Alabama Corrections Commissioner John Hamm said the state halted Alan Miller’s scheduled execution after they determined they could not administer the lethal injection before the midnight deadline.

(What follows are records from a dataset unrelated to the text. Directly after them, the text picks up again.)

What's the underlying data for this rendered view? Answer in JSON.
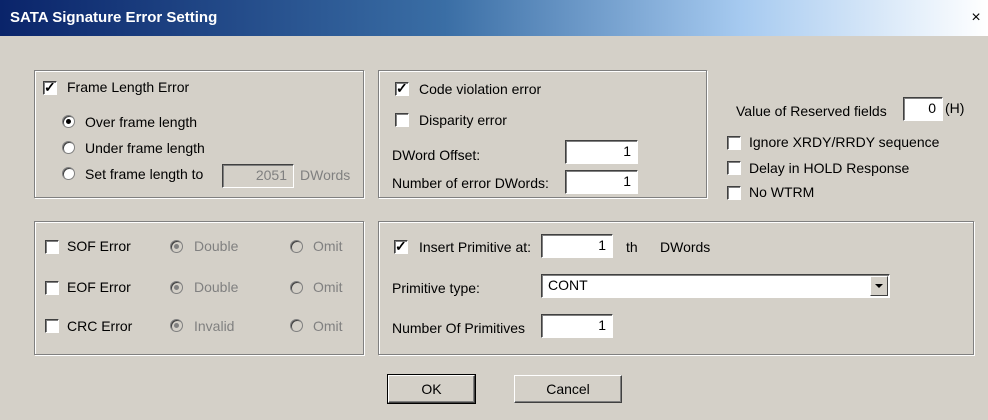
{
  "window": {
    "title": "SATA Signature Error Setting",
    "close_glyph": "×"
  },
  "frame_length": {
    "checkbox_label": "Frame Length Error",
    "checked": true,
    "options": [
      {
        "label": "Over frame length",
        "selected": true
      },
      {
        "label": "Under frame length",
        "selected": false
      },
      {
        "label": "Set frame length to",
        "selected": false
      }
    ],
    "length_value": "2051",
    "length_unit": "DWords"
  },
  "code_violation": {
    "code_violation_label": "Code violation error",
    "code_violation_checked": true,
    "disparity_label": "Disparity error",
    "disparity_checked": false,
    "dword_offset_label": "DWord Offset:",
    "dword_offset_value": "1",
    "num_error_label": "Number of error DWords:",
    "num_error_value": "1"
  },
  "reserved": {
    "label": "Value of Reserved fields",
    "value": "0",
    "unit": "(H)",
    "options": [
      {
        "label": "Ignore XRDY/RRDY sequence",
        "checked": false
      },
      {
        "label": "Delay  in HOLD Response",
        "checked": false
      },
      {
        "label": "No WTRM",
        "checked": false
      }
    ]
  },
  "sof_eof_crc": {
    "rows": [
      {
        "label": "SOF Error",
        "opt1": "Double",
        "opt2": "Omit"
      },
      {
        "label": "EOF Error",
        "opt1": "Double",
        "opt2": "Omit"
      },
      {
        "label": "CRC Error",
        "opt1": "Invalid",
        "opt2": "Omit"
      }
    ]
  },
  "primitive": {
    "insert_label": "Insert Primitive at:",
    "insert_checked": true,
    "insert_value": "1",
    "insert_suffix_th": "th",
    "insert_suffix_dwords": "DWords",
    "type_label": "Primitive type:",
    "type_value": "CONT",
    "count_label": "Number Of Primitives",
    "count_value": "1"
  },
  "buttons": {
    "ok": "OK",
    "cancel": "Cancel"
  }
}
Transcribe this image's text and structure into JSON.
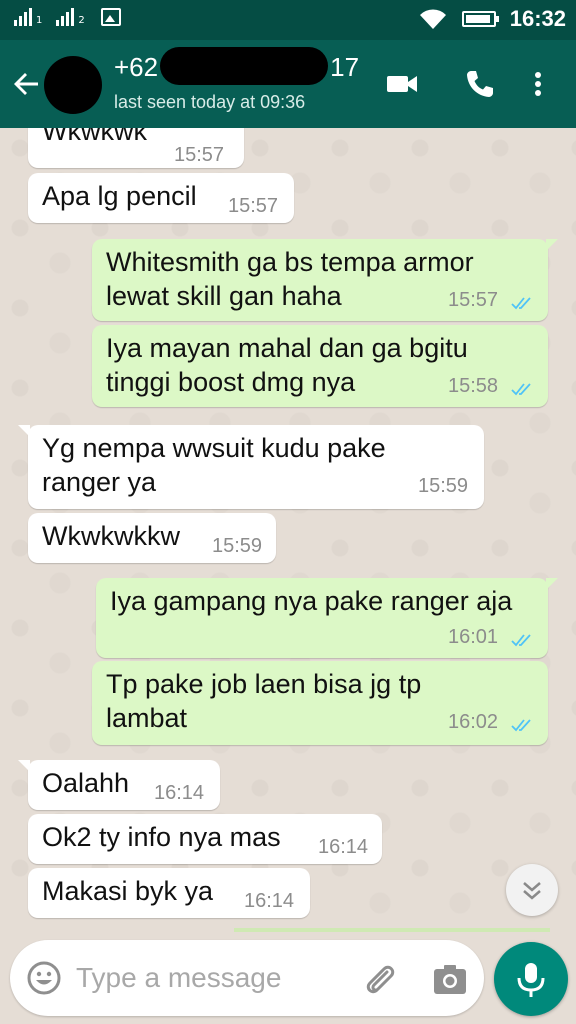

Prison officials made that decision around 11:30 p.m. local time.
The last-minute delay came nearly three hours after the US Supreme Court cleared the way for the executions to begin.
“Due to time constraints due to delays in court proceedings, the execution was terminated when it was determined that the veins of the condemned prisoner could not be accessed according to protocol,” Hamm said.
Hamm stated that “access to the veins took a little longer than they expected.”
Miller was returned to his cell at a South Alabama prison.
The stay of Arthur Miller’s execution came after it took more than three hours to begin the execution of Joe Nathan James in July because there were difficulties in establishing an intravenous line.
Miller, was sentenced to death after being convicted of murdering three people in 1999.
An anti-death penalty group said the situation surrounding Mueller’s attempted lethal injection sounded similar to other “botched” executions.
The justices, in a 5-4 decision, lifted an injunction issued by a federal judge and upheld by the 11th US Circuit Court of Appeals, which had blocked Mueller’s further execution.
Mueller’s lawyers said the state had lost paperwork requiring his execution to be carried out using nitrogen hypoxia, a method legally available to him but never before used in the US.